One hundred fifty years or so before the digital camera, there was Bitumen of Judea. No, it wasn’t a Biblical character. It was a chemical slathered on a piece of metal. When you focused light on it through a lens, a lifelike image developed.
A Frenchman named Joseph Nicéphore Niépce invented this early photographic process. It had a couple of drawbacks. It made very faint images, and a single shot could take days to expose.
Enter artist and chemist Louis-Jacques-Mandé Daguerre.
Daguerre helped get the exposure time down to a mere 10 hours. After Niépce died, Daguerre substituted bitumen for the vapor from iodine crystals. When applied to specially prepared copper plates and exposed to light: Voila! A bright, sharp photo that only took 10 minutes to shoot. “daguerreotyping” became the first widely-used photographic process ever.
Still, it wasn’t perfect. Even a 10-minute exposure meant anything moving basically disappeared from the shot. One early daguerreotype shows a French street, absent of humanity except a guy getting his shoes shined — he had stood still long enough to be photographed. It was the first “candid” shot.
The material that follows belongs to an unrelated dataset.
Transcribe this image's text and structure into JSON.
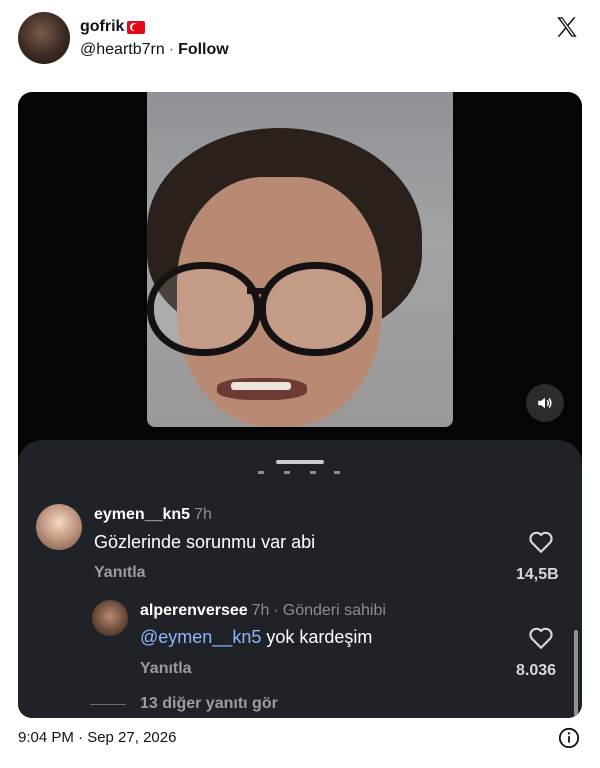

Daguerre struck a deal with the French government: Instead of patenting his invention, he let France offer it to the world for free, in return for which he got a humble, lifetime pension. His estate probably regrets it. Some early daguerreotypes now sell for hundreds of thousands of dollars.
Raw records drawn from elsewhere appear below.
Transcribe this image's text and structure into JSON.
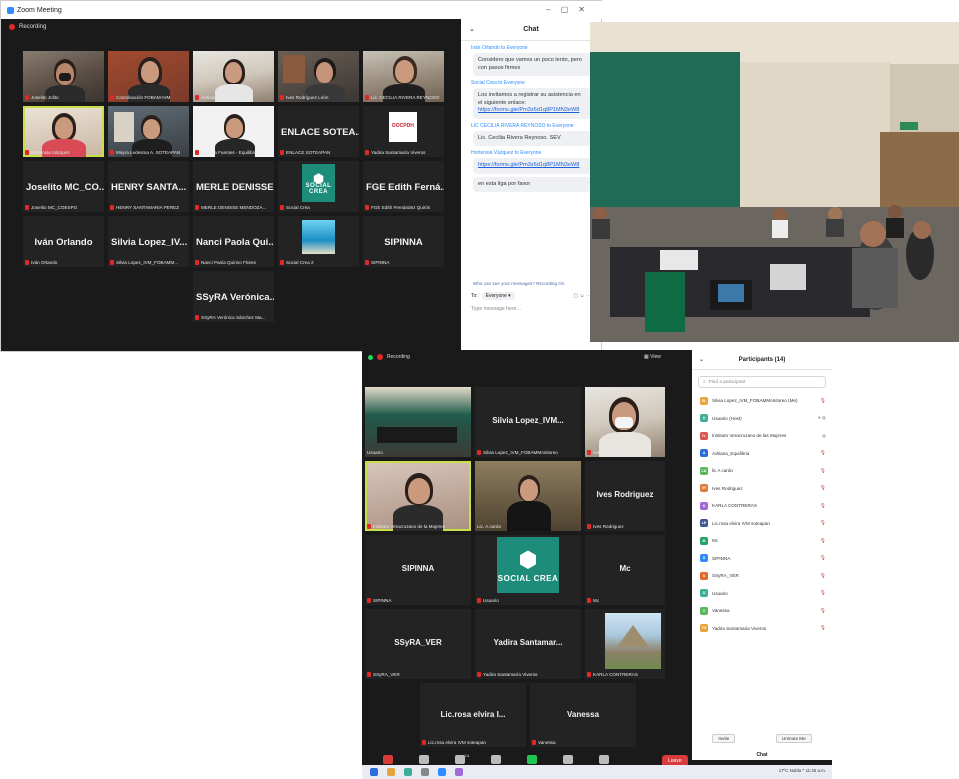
{
  "s1": {
    "title": "Zoom Meeting",
    "recording": "Recording",
    "tiles": [
      {
        "label": "Joselito Jolito",
        "name": ""
      },
      {
        "label": "Coordinación FOBAM-IVM",
        "name": ""
      },
      {
        "label": "Adriana Tecolapa",
        "name": ""
      },
      {
        "label": "Ives Rodríguez León",
        "name": ""
      },
      {
        "label": "Lic. CECILIA RIVERA REYNOSO",
        "name": ""
      },
      {
        "label": "Hortensia Vázquez",
        "name": ""
      },
      {
        "label": "Mayra Ledesma A. SOTEAPAN",
        "name": ""
      },
      {
        "label": "Adriana Fuentes - Equilibria",
        "name": ""
      },
      {
        "label": "ENLACE SOTEAPAN",
        "name": "ENLACE SOTEA..."
      },
      {
        "label": "Yadira Santamaría Viveros",
        "name": "",
        "logo": "DOCPDH"
      },
      {
        "label": "Joselito MC_COESPO",
        "name": "Joselito MC_CO..."
      },
      {
        "label": "HENRY SANTAMARIA PEREZ",
        "name": "HENRY SANTA..."
      },
      {
        "label": "MERLE DENISSE MENDOZA...",
        "name": "MERLE DENISSE..."
      },
      {
        "label": "Social Crea",
        "name": "",
        "logo": "SOCIAL CREA"
      },
      {
        "label": "FGE Edith Fernández Quirós",
        "name": "FGE Edith Ferná..."
      },
      {
        "label": "Iván Orlando",
        "name": "Iván Orlando"
      },
      {
        "label": "Silvia Lopez_IVM_FOBAMM...",
        "name": "Silvia Lopez_IV..."
      },
      {
        "label": "Nanci Paola Quirino Flores",
        "name": "Nanci Paola Qui..."
      },
      {
        "label": "Social Crea 2",
        "name": ""
      },
      {
        "label": "SIPINNA",
        "name": "SIPINNA"
      },
      {
        "label": "SSyRA Verónica Sánchez Ma...",
        "name": "SSyRA Verónica..."
      }
    ],
    "chat": {
      "title": "Chat",
      "messages": [
        {
          "from": "Iván Orlando to Everyone",
          "text": "Considero que vamos un poco lento, pero con pasos firmes"
        },
        {
          "from": "Social Crea to Everyone",
          "text": "Los invitamos a registrar su asistencia en el siguiente enlace:",
          "link": "https://forms.gle/Pm3z6d1q8P1MN3eW8"
        },
        {
          "from": "LIC CECILIA RIVERA REYNOSO to Everyone",
          "text": "Lic. Cecilia Rivera Reynoso. SEV"
        },
        {
          "from": "Hortensia Vázquez to Everyone",
          "text": "",
          "link": "https://forms.gle/Pm3z6d1q8P1MN3eW8"
        },
        {
          "from": "",
          "text": "en esta liga por favor"
        }
      ],
      "who_can_see": "Who can see your messages? Recording On",
      "to_label": "To:",
      "to_value": "Everyone",
      "placeholder": "Type message here..."
    }
  },
  "s3": {
    "recording": "Recording",
    "view": "View",
    "tiles": [
      {
        "label": "Usuario",
        "name": ""
      },
      {
        "label": "Silvia Lopez_IVM_FOBAMMonitoreo",
        "name": "Silvia Lopez_IVM..."
      },
      {
        "label": "Adriana_Equilibria",
        "name": ""
      },
      {
        "label": "Instituto Veracruzano de la Mujeres",
        "name": ""
      },
      {
        "label": "Lic. A.cardo",
        "name": ""
      },
      {
        "label": "Ives Rodriguez",
        "name": "Ives Rodriguez"
      },
      {
        "label": "SIPINNA",
        "name": "SIPINNA"
      },
      {
        "label": "Usuario",
        "name": "",
        "logo": "SOCIAL CREA"
      },
      {
        "label": "Mc",
        "name": "Mc"
      },
      {
        "label": "SSyRA_VER",
        "name": "SSyRA_VER"
      },
      {
        "label": "Yadira Santamaría Viveros",
        "name": "Yadira Santamar..."
      },
      {
        "label": "KARLA CONTRERAS",
        "name": ""
      },
      {
        "label": "Lic.rosa elvira IVM soteapan",
        "name": "Lic.rosa elvira I..."
      },
      {
        "label": "Vanessa",
        "name": "Vanessa"
      }
    ],
    "toolbar": [
      "Audio",
      "Start Video",
      "Participants",
      "Chat",
      "Share Screen",
      "Record",
      "Reactions"
    ],
    "participants_count": "14",
    "leave": "Leave",
    "panel": {
      "title": "Participants (14)",
      "find_placeholder": "Find a participant",
      "participants": [
        {
          "initials": "SL",
          "name": "Silvia Lopez_IVM_FOBAMMonitoreo (Me)",
          "color": "#e8a33b"
        },
        {
          "initials": "U",
          "name": "Usuario (Host)",
          "color": "#3fae9a"
        },
        {
          "initials": "IV",
          "name": "Instituto Veracruzano de las Mujeres",
          "color": "#d9534f"
        },
        {
          "initials": "A",
          "name": "Adriana_Equilibria",
          "color": "#2d6cdf"
        },
        {
          "initials": "LA",
          "name": "lic A cardo",
          "color": "#5cb85c"
        },
        {
          "initials": "IR",
          "name": "Ives Rodriguez",
          "color": "#e07b39"
        },
        {
          "initials": "K",
          "name": "KARLA CONTRERAS",
          "color": "#a06bd6"
        },
        {
          "initials": "LE",
          "name": "Lic.rosa elvira IVM soteapan",
          "color": "#3b5998"
        },
        {
          "initials": "M",
          "name": "Mc",
          "color": "#23a36b"
        },
        {
          "initials": "S",
          "name": "SIPINNA",
          "color": "#2d8cff"
        },
        {
          "initials": "S",
          "name": "SSyRA_VER",
          "color": "#e06a2b"
        },
        {
          "initials": "U",
          "name": "Usuario",
          "color": "#3fae9a"
        },
        {
          "initials": "V",
          "name": "Vanessa",
          "color": "#5cb85c"
        },
        {
          "initials": "YS",
          "name": "Yadira Santamaria Viveros",
          "color": "#e8a33b"
        }
      ],
      "invite": "Invite",
      "unmute_me": "Unmute Me",
      "chat": "Chat"
    },
    "tray": "17ºC Nubla ^ 11:25 a.m."
  }
}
Captured by Evvy Fanning of Solera Wine Lounge & Cheshire Bar in Rochester, New York.
The daguerreotype process was used in capturing the first correct image of a solar eclipse in 1851, which inspired this French-ified variation on a classic negroni, finished with a celestial orb of ice.
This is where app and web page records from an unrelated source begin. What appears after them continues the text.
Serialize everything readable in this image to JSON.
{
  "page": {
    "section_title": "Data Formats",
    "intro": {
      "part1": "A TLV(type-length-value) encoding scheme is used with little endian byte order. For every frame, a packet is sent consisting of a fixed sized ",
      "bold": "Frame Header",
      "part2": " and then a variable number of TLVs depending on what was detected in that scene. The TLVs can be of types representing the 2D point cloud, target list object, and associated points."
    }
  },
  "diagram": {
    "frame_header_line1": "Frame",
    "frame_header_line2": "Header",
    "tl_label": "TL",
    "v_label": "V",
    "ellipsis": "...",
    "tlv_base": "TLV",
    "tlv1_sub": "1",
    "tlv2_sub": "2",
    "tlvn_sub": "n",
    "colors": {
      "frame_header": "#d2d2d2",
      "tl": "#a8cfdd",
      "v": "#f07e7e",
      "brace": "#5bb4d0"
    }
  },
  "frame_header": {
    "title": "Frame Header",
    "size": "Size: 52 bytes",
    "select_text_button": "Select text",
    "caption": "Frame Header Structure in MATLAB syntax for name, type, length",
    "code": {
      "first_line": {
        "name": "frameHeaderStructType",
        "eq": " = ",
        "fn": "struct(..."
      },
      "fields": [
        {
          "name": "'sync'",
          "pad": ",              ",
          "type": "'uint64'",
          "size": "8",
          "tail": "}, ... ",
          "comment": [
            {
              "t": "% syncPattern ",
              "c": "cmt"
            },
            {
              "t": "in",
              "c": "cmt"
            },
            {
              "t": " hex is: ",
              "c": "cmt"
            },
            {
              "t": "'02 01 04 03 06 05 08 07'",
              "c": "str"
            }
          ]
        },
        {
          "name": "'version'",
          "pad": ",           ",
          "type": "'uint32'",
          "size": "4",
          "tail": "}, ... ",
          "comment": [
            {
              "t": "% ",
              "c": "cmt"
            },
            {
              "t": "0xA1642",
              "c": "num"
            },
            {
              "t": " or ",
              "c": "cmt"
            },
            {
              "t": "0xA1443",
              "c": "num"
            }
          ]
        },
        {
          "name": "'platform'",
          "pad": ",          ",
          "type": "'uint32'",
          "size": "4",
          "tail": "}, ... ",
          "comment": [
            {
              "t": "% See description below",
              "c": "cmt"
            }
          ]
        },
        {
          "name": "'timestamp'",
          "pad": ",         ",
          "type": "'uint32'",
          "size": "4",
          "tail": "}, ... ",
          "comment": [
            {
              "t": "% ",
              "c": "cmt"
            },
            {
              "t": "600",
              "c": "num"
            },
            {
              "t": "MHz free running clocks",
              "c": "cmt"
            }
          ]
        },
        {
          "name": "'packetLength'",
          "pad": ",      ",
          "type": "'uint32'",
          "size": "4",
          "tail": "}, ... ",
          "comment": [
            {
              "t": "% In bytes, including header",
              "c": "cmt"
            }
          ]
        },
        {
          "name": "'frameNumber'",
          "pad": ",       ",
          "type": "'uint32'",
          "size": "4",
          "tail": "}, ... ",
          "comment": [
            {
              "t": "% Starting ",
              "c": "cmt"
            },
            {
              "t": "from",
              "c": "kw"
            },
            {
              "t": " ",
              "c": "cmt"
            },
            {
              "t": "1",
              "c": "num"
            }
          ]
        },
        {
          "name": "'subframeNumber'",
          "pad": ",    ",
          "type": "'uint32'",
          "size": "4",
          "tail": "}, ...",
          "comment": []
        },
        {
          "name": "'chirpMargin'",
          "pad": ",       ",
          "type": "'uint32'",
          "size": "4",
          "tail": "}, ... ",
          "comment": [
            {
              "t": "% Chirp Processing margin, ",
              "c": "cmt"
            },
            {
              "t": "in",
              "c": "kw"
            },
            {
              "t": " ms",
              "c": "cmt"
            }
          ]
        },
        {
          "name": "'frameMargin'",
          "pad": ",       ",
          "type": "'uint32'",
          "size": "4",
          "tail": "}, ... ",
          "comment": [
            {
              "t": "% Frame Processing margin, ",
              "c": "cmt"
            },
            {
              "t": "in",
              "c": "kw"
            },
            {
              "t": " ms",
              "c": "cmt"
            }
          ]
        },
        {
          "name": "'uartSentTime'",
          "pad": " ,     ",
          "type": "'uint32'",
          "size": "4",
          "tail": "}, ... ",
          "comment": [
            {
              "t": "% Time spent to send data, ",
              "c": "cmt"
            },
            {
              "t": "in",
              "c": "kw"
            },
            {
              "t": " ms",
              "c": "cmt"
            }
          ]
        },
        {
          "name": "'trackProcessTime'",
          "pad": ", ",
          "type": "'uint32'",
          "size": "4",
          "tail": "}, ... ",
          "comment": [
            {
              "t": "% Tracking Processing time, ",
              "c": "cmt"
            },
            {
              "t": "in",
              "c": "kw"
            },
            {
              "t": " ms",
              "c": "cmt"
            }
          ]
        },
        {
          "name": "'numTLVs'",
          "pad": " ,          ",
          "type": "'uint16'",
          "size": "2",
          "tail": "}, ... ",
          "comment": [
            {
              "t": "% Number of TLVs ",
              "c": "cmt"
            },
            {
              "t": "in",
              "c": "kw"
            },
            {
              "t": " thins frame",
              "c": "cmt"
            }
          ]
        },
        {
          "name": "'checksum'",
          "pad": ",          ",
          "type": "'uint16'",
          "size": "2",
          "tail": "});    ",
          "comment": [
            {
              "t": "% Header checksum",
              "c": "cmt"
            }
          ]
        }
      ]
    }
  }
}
- 1 ounce G Vine gin
- 1 ounce Dolin sweet vermouth
- 1 ounce “China China” Amer liqueur
Stir in a mixing glass with ice, strain into a double old fashioned glass, finish with a two inch ice sphere.